Local Government Act 1972

Sets out the responsibilities of local authorities in relation to social care including managing care records appropriately. For example, it lays out how they should be created, stored and how long they should be kept for.

NHS Act 2006

Sets out what NHS organisations can and can’t do and how they can or can’t use information. It allows confidential patient information to be used in specific circumstances for purposes beyond individual care. These include a limited number of approved research and planning purposes (see Control of Patient Information Regulations 2002 (COPI) above). Information can only be used where it is not possible to use information which doesn’t identify you, or where seeking your explicit consent to use the information is not practical. The Act also sets out that information must be shared for the prevention and detection of fraud in the NHS.

Public Records Act 1958

Defines all records created by the NHS or local authorities as public records. This includes where organisations create records on behalf of the NHS or local authorities These records therefore need to be kept for certain periods of time, including permanently in some cases.

Reporting of Injuries, Diseases and Dangerous Occurrences Regulations 2013

Requires employers to report deaths, major injuries and accidents to the Health and Safety Executive, the national regulator for workplace health and safety.

Safeguarding Vulnerable Groups Act 2006

Sets out requirements for organisations who work with vulnerable to share information and to perform pre-employment checks with the Disclosure and Barring Service (DBS), which is responsible for helping employers make safer recruitment decisions.

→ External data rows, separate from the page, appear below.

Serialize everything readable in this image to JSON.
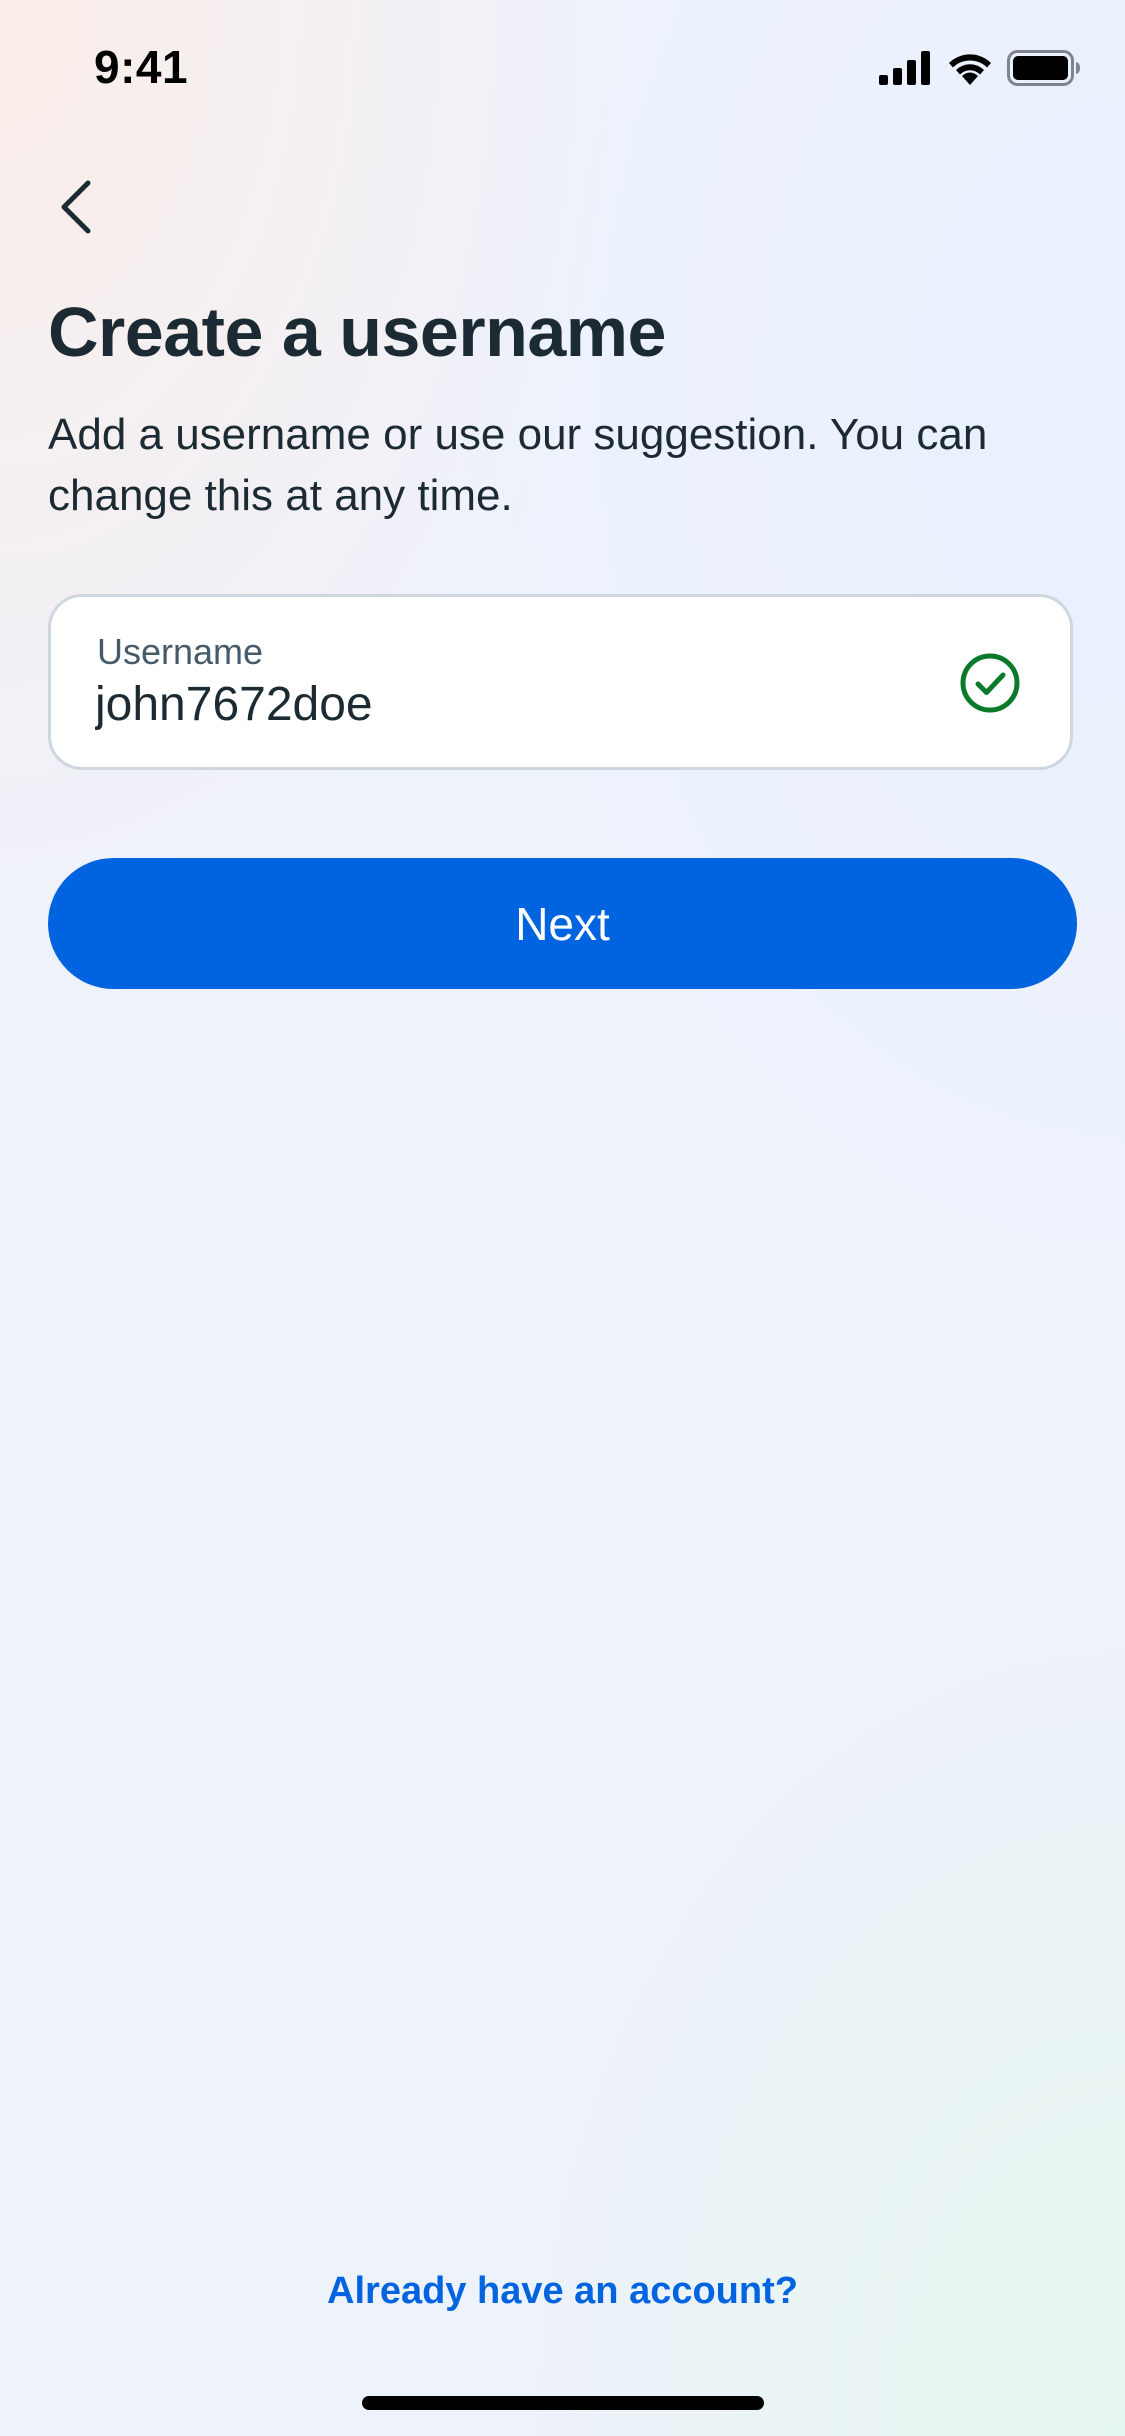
{
  "status_bar": {
    "time": "9:41",
    "signal_icon": "cellular-signal-icon",
    "wifi_icon": "wifi-icon",
    "battery_icon": "battery-full-icon"
  },
  "header": {
    "back_icon": "chevron-left-icon",
    "title": "Create a username",
    "subtitle": "Add a username or use our suggestion. You can change this at any time."
  },
  "username_field": {
    "label": "Username",
    "value": "john7672doe",
    "status_icon": "check-circle-icon",
    "status_color": "#0a7a2a"
  },
  "primary_button": {
    "label": "Next",
    "color": "#0064e0"
  },
  "footer": {
    "link_label": "Already have an account?"
  }
}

Statistics and Registration Service Act 2007

Allows health organisations that plan services and local authorities to receive and disclose health and care information to the Office for National Statistics (ONS). The ONS is the UK’s largest independent producer of official statistics.

Terrorism Act 2000 and Terrorism Prevention and Investigation Measures Act 2011

Requires any person to share information with the police for the prevention and detection of terrorism related crimes.

The Road Traffic Act 1988

Requires any person to provide information to the police when requested to help identify a driver alleged to have committed a traffic offence.